Let’s look at the basic construction of fabric. If you look closely at a piece of fabric, you can see that it’s made up of individual interwoven threads (which are themselves made up of fibers). The vertical threads are referred to as the warp, and the horizontal threads are the weft.
Thread count essentially refers to how many threads, both warp and weft, make up 1 square inch of fabric. Many people assume that a higher thread count means that the threads are finer, and thus the fabric is soft, luxurious, and breathable. Perfect for cozy bed sheets.
This is not necessarily the case. As a matter of fact, when you come across a thread count of over 500, it is very likely less luxurious than a thread count of 300. This is because there are ways to artificially inflate the “thread count” of fabric.
Let’s quickly go back to fabric construction. Remember those “individual” threads that are interwoven to make up fabric? They aren’t always individual.

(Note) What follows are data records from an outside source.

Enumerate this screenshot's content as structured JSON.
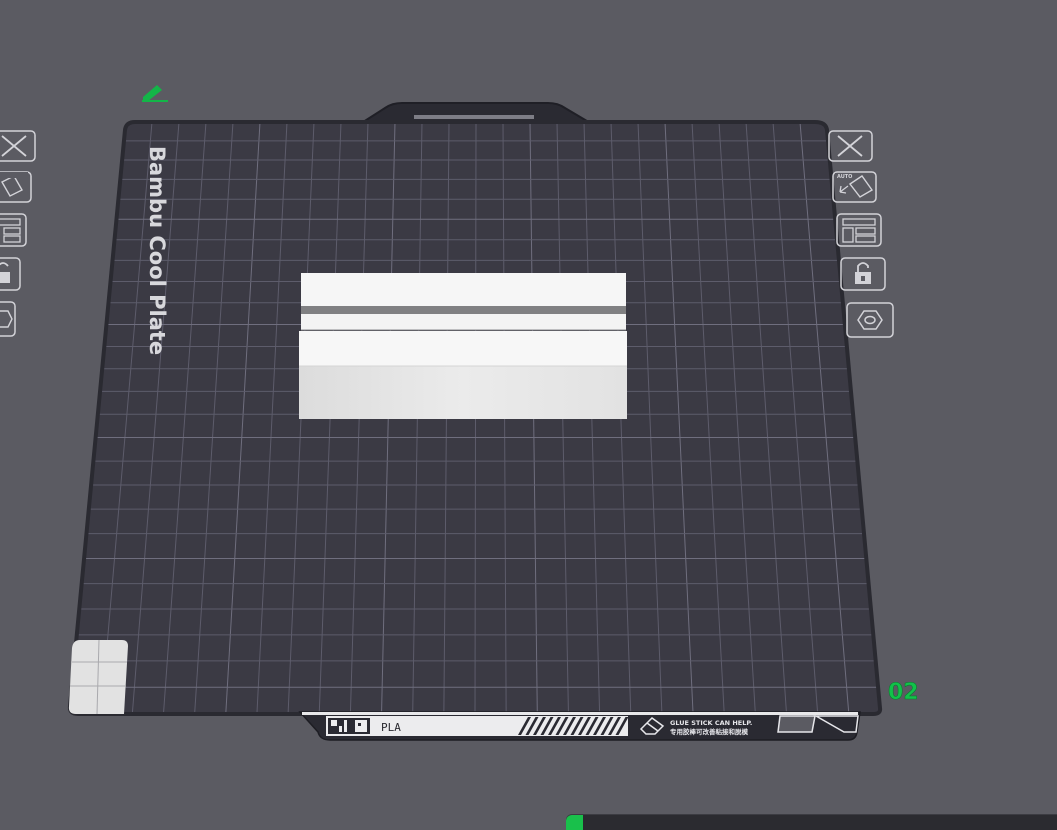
{
  "plate": {
    "name": "Bambu Cool Plate",
    "material_label": "PLA",
    "note_en": "GLUE STICK CAN HELP.",
    "note_cn": "专用胶棒可改善粘接和脱模",
    "index": "02"
  },
  "left_toolbar": [
    "close-icon",
    "auto-orient-icon",
    "arrange-icon",
    "lock-icon",
    "settings-hexagon-icon"
  ],
  "right_toolbar": [
    "close-icon",
    "auto-orient-icon",
    "arrange-icon",
    "lock-icon",
    "settings-hexagon-icon"
  ],
  "right_toolbar_badges": {
    "auto_orient": "AUTO"
  },
  "progress": {
    "fraction": 0.035
  },
  "colors": {
    "background": "#5b5b62",
    "plate": "#3b3a44",
    "grid": "#5d5c6b",
    "accent_green": "#12c24a",
    "model": "#f2f2f2"
  }
}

“Ply” is the term used to describe the number of threads wrapped into a single thread. If they truly are individual threads, they are referred to as single-ply. Sometimes a “single” thread is actually multiple threads wrapped together. This is known as multiple-ply, in which case there are 2 or 3 threads of sometimes lesser quality wrapped together to construct one thick thread.
This affects how thread count is calculated. Some manufacturers will multiply the thread count if it is multiple-ply.
Let’s say for example there are single-ply bed sheets with a thread count of 300. Across the aisle there are 2-ply bed sheets with a thread count of 600. Which set of bed sheets are of higher quality? The single ply with 300 threads per square inch. These threads will be lighter and softer than the thick multiple-ply threads.
This doesn’t mean that multiple-ply is always bad. The above example is for bed sheets, where lightness and breathability is usually paramount. For that, single-ply is ideal. Multiple-ply is thicker, and for something like heavier sheets or knit-wear clothing, multiple-ply works well. Just keep in mind that a high thread count multiple-ply product does not mean better quality than a lower thread count single-ply product.
When considering the quality, softness, and fineness of fabric, there are yet more factors to take into consideration. Individual threads, no matter the ply, are made up of fibers. These fibers can be of differing quality based on their length, thickness (called “denier”), and country of origin. Longer and thicker fibers make for stronger, more durable threads.
Historically speaking, the highest quality cotton fibers come from Egypt because of climate conditions. Italy and France are also known for high quality fibers.
The way in which fabric is woven can also affect the quality. Percale sheets are a standard under and over weave and are light and breathable. Sateen sheets are a different weave in which the weft threads go under one warp thread, then over multiple threads. These sheets are typically thicker and softer.
What does it all mean? This can be a lot to take in, thread count is a relative and somewhat confusing term. As a matter of fact, the National Trade Commission tried to intervene in the past because of companies misrepresenting their product quality with liberal use of the term “thread count”.
If you’re shopping for a nice set of bed sheets and are more confused now than you were before, here’s a rule of thumb: pick a set of single-ply sheets with a thread count between 200 and 400. Anything more and you’ll likely be paying more for equal or lesser quality. Don’t make your decision solely on thread count because there’s always more than meets the eye.